### [What to work on]
Select from the records below every line that has the word "value" in it.

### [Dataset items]
⟨

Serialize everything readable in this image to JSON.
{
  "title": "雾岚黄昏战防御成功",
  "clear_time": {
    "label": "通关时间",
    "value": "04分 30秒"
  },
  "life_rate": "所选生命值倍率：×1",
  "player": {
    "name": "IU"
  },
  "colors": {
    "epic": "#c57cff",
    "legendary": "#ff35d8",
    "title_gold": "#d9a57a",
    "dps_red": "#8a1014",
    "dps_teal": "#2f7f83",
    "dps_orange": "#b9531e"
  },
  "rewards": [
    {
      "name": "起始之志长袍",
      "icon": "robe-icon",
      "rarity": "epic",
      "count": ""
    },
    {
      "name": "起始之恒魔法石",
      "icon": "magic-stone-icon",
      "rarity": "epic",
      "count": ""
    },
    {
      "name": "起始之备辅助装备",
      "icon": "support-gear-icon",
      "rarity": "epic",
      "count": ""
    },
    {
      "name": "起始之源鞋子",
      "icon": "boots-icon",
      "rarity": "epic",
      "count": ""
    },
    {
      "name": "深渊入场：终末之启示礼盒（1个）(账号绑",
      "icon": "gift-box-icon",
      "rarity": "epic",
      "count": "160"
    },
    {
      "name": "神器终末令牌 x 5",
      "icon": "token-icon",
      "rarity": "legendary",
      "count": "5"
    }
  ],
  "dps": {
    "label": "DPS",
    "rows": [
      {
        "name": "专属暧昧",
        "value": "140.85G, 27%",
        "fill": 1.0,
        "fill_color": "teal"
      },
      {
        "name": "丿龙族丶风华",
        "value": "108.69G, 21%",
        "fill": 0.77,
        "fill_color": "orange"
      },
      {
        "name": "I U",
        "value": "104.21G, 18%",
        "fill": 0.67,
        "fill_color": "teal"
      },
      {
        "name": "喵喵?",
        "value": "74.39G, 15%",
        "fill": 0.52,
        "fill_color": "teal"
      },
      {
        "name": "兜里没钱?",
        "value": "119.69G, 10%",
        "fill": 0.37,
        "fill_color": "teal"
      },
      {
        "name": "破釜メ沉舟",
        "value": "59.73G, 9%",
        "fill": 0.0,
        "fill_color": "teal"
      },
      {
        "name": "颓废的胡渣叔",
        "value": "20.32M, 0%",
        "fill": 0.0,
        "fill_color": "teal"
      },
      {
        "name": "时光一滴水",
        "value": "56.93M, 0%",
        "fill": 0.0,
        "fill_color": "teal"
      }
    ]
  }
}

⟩
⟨

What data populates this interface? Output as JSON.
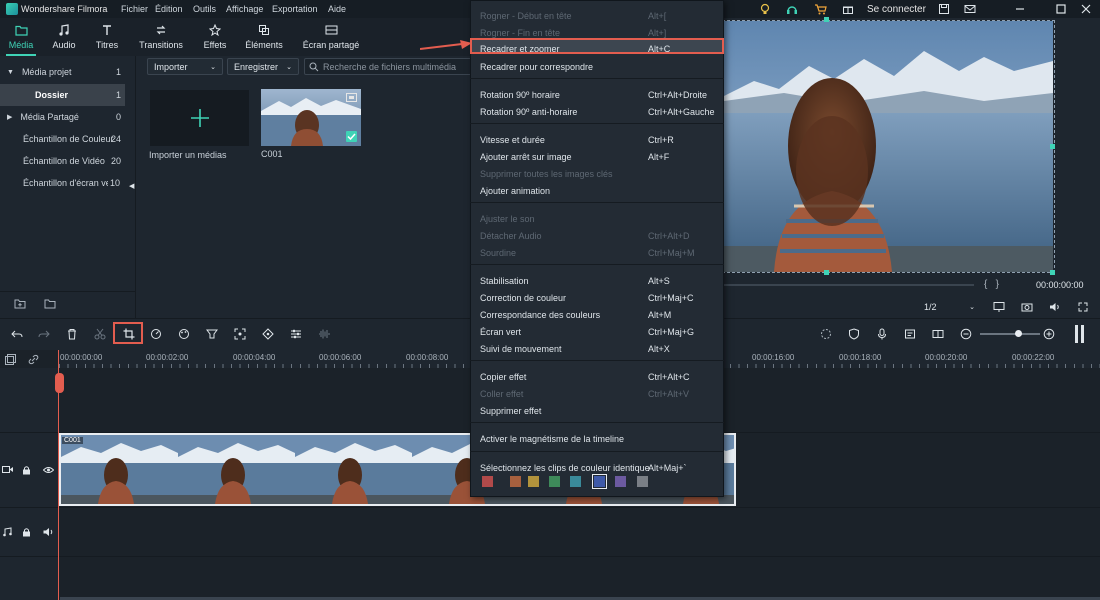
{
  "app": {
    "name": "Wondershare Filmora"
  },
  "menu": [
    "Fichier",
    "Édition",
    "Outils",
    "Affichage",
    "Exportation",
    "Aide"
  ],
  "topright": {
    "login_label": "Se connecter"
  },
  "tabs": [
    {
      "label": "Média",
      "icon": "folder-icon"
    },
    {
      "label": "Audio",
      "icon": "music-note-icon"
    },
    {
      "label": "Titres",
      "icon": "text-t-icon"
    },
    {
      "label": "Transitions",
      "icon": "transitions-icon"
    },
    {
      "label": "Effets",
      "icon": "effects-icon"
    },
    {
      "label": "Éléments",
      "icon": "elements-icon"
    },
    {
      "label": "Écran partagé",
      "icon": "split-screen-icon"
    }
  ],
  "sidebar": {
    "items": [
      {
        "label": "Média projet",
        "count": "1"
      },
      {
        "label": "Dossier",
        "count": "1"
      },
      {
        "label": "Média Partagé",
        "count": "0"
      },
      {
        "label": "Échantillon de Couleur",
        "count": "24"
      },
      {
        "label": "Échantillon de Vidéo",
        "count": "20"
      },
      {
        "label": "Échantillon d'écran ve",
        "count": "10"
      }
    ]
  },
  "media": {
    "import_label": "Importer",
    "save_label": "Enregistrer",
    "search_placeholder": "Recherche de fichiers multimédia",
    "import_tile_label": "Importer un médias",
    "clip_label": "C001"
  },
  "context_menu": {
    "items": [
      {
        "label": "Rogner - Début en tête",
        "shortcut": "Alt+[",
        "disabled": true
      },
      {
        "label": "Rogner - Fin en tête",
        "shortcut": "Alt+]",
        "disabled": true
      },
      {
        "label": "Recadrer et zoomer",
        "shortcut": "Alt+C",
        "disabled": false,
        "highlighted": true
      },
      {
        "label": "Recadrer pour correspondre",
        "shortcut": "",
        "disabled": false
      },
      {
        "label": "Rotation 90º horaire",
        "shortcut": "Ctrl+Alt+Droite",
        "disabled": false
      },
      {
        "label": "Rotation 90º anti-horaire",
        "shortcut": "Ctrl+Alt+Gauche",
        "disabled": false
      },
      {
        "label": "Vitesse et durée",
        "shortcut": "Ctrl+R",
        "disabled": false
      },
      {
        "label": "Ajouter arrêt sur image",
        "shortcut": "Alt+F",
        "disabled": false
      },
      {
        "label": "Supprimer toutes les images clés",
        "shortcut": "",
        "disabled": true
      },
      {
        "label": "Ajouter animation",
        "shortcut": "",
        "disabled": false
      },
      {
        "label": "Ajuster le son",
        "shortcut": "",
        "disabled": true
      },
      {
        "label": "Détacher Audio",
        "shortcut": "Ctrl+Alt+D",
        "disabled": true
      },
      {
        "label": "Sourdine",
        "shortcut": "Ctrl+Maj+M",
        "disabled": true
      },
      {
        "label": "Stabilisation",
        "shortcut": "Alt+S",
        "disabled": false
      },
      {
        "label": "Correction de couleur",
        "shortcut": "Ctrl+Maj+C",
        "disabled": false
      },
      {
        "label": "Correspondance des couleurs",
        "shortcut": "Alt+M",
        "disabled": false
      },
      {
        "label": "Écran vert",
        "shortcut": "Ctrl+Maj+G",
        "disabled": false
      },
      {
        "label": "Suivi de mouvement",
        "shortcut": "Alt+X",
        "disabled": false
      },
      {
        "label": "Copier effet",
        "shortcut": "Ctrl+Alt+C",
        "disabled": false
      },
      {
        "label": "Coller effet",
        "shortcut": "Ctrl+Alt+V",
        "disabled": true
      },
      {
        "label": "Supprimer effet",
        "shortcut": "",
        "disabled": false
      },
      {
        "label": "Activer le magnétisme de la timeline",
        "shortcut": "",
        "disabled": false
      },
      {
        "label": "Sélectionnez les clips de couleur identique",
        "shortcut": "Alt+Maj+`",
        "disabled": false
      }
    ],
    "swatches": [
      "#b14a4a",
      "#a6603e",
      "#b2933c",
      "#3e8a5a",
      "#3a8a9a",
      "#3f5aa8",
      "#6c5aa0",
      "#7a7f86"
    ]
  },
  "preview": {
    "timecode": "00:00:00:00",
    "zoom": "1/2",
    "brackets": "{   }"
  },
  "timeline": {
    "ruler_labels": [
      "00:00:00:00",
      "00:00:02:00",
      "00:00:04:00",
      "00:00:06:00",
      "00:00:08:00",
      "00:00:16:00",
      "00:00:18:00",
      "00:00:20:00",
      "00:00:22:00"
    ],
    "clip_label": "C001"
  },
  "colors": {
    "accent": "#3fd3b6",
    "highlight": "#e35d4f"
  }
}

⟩

### [Answer box]
    "value": "04分 30秒"
        "value": "140.85G, 27%",
        "value": "108.69G, 21%",
        "value": "104.21G, 18%",
        "value": "74.39G, 15%",
        "value": "119.69G, 10%",
        "value": "59.73G, 9%",
        "value": "20.32M, 0%",
        "value": "56.93M, 0%",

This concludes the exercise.